_Interface dataset entries_:
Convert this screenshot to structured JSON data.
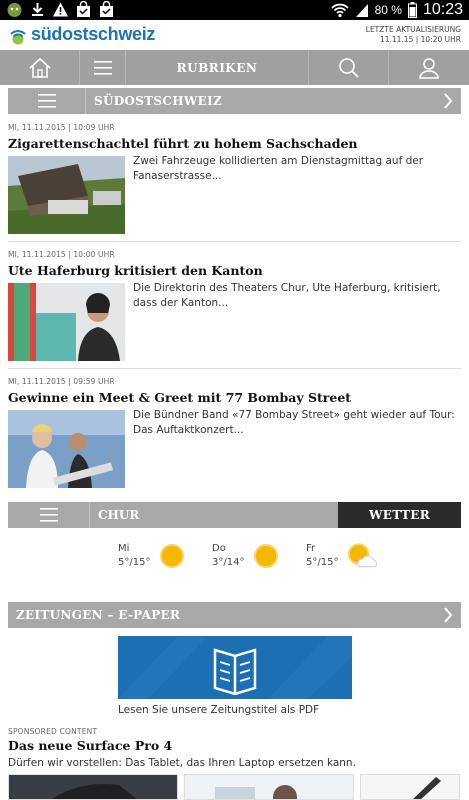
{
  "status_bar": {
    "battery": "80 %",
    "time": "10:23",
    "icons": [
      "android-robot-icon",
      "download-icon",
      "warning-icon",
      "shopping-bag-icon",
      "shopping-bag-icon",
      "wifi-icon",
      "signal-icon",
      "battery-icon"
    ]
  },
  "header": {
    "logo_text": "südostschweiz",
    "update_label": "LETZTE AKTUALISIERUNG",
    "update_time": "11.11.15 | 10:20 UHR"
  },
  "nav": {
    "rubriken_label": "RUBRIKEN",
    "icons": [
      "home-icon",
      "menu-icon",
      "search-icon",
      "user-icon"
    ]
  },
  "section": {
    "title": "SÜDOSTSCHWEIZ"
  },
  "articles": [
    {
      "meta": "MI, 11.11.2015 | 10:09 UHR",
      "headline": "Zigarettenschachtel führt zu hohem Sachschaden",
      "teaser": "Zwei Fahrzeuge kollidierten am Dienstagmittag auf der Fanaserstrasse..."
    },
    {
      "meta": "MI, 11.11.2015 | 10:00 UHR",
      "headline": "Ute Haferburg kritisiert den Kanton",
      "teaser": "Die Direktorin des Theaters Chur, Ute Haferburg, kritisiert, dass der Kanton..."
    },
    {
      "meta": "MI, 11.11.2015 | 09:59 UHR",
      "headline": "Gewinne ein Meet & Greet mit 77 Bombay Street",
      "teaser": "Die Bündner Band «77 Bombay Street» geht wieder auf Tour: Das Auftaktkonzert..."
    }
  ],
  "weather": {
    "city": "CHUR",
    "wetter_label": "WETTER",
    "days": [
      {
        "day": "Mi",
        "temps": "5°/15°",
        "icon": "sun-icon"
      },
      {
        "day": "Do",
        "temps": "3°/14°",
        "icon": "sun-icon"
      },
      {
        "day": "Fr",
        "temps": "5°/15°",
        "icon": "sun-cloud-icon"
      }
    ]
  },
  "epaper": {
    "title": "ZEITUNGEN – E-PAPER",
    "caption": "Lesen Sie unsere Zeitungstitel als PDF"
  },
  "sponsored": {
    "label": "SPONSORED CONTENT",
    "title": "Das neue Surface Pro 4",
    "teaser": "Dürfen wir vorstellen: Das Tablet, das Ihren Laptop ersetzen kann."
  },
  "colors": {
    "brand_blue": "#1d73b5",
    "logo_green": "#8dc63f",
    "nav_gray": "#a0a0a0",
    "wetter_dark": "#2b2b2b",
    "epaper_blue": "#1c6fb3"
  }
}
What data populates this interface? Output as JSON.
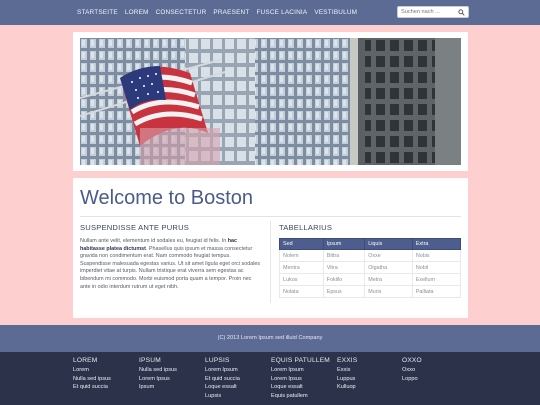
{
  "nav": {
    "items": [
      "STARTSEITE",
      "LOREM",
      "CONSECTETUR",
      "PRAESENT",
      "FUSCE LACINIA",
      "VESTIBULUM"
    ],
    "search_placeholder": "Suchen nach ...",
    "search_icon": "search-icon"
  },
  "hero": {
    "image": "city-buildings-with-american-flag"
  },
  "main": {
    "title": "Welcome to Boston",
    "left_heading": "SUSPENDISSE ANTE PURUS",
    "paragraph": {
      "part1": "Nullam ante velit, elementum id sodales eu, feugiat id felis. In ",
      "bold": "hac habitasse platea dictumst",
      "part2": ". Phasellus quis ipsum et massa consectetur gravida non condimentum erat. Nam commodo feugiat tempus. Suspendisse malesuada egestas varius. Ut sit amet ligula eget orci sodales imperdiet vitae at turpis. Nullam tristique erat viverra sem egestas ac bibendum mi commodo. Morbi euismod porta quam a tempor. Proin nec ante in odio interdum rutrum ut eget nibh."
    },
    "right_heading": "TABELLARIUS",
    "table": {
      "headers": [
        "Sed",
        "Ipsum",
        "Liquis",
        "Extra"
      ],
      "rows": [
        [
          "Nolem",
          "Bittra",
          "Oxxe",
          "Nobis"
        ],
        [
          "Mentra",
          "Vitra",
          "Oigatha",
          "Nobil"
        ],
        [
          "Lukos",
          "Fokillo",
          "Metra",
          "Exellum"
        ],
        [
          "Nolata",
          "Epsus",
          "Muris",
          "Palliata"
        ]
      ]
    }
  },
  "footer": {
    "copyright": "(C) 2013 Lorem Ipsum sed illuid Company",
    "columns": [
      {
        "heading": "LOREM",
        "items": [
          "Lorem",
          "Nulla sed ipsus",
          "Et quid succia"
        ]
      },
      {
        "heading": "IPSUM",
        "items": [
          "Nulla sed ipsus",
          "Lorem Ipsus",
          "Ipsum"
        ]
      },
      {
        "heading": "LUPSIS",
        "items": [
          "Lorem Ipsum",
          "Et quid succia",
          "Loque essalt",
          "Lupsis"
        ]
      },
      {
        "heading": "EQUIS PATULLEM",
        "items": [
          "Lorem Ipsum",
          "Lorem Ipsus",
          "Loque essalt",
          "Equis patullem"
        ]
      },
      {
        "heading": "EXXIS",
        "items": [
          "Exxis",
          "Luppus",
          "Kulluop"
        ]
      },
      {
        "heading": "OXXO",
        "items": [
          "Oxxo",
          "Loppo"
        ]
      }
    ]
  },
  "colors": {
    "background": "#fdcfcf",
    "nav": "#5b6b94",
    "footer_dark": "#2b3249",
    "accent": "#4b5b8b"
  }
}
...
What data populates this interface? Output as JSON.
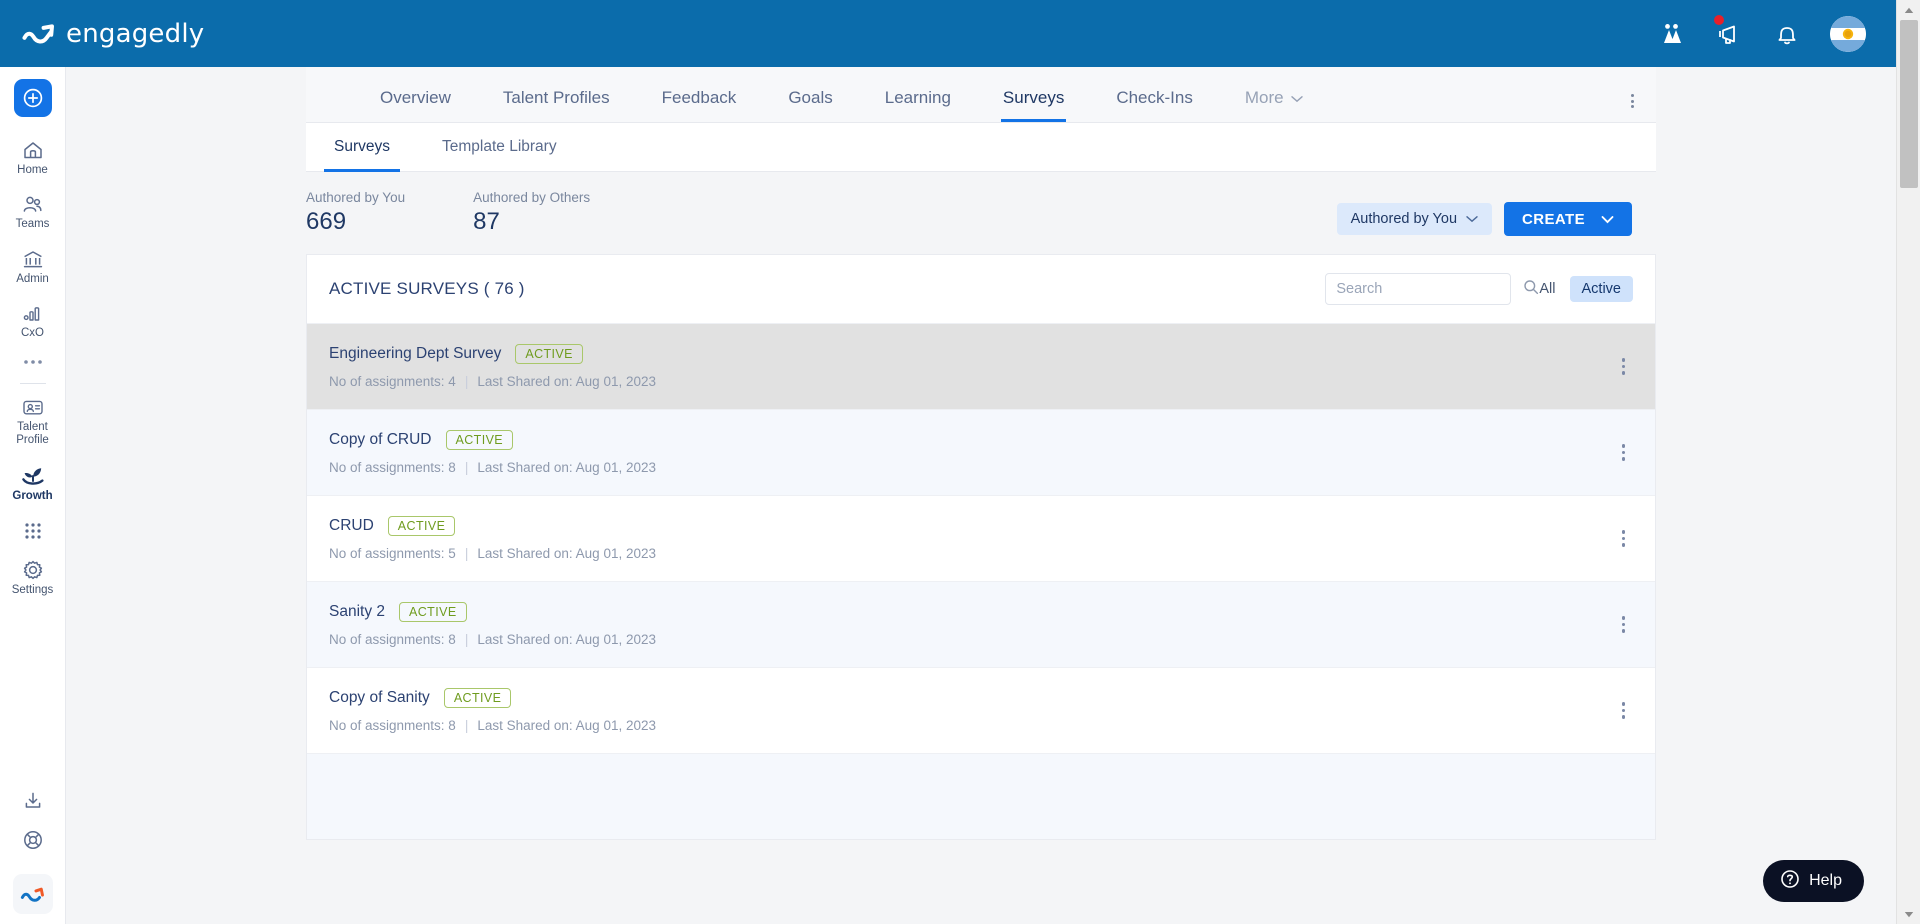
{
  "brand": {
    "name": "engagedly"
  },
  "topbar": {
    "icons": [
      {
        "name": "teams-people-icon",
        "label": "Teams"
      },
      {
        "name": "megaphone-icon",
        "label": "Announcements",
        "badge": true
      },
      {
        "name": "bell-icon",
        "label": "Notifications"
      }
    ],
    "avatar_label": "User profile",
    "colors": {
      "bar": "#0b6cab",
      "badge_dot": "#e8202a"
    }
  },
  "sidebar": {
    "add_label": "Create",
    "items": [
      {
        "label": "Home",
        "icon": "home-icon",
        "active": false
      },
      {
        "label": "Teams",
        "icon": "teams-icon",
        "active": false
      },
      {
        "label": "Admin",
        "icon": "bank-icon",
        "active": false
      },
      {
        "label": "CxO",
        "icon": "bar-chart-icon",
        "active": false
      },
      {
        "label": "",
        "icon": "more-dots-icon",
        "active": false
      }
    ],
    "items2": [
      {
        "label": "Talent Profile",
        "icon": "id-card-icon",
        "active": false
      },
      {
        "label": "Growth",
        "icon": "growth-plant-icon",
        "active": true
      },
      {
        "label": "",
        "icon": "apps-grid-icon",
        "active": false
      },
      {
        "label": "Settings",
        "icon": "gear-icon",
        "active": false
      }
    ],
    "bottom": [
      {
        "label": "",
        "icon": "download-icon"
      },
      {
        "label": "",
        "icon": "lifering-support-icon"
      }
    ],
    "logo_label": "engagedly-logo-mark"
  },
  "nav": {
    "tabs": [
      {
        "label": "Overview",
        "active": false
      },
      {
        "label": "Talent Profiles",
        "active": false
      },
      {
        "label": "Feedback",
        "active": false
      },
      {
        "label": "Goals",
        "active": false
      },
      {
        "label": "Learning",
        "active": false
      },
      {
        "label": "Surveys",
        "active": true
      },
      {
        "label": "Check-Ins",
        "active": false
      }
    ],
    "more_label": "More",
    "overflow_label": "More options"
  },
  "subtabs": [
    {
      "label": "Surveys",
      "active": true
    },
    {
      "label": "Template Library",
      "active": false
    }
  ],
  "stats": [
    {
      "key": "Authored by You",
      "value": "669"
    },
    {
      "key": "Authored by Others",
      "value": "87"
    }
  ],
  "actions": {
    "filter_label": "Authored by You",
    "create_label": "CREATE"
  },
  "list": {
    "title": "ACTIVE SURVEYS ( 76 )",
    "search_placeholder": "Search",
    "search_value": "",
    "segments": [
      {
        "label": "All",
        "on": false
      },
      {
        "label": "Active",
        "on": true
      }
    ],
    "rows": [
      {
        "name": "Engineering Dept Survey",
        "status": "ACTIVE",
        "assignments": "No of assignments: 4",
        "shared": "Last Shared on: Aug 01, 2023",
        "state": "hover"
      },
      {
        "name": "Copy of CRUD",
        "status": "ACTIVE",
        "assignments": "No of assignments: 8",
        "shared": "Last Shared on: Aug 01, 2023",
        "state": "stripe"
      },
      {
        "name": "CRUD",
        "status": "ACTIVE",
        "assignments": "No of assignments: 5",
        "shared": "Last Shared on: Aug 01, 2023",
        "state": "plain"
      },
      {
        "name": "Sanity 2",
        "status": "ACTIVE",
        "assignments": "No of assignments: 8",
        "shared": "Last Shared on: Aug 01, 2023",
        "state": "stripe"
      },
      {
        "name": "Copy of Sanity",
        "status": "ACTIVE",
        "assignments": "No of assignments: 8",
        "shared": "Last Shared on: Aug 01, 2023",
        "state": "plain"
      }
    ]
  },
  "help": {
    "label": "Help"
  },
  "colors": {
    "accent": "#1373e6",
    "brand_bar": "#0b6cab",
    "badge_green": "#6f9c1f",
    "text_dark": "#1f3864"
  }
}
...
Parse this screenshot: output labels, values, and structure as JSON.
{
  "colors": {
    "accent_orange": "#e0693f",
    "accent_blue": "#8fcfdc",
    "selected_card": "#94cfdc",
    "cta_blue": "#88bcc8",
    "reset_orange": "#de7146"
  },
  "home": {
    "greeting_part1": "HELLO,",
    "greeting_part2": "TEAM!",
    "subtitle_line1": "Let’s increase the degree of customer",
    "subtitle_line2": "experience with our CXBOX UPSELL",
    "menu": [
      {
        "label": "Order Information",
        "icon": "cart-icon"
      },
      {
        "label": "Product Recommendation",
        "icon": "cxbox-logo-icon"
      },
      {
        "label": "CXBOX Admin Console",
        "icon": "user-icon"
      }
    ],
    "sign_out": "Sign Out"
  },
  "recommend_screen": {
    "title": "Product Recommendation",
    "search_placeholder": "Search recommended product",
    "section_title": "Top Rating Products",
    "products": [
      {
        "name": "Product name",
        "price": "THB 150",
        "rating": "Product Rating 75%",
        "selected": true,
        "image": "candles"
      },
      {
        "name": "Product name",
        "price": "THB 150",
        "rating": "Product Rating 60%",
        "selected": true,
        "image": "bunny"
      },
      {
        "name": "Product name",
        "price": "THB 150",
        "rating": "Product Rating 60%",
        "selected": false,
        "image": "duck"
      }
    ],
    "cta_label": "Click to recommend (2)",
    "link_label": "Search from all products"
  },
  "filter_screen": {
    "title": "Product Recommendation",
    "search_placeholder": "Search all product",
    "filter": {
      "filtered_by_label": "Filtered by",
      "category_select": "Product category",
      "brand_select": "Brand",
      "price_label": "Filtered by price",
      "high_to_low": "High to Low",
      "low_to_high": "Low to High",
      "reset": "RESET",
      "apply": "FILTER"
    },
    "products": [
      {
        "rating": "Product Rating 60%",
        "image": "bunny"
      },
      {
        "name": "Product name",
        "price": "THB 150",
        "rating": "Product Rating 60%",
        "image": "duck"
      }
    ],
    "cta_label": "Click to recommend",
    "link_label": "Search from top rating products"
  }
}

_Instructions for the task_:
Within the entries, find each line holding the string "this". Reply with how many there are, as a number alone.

_Task output_:
4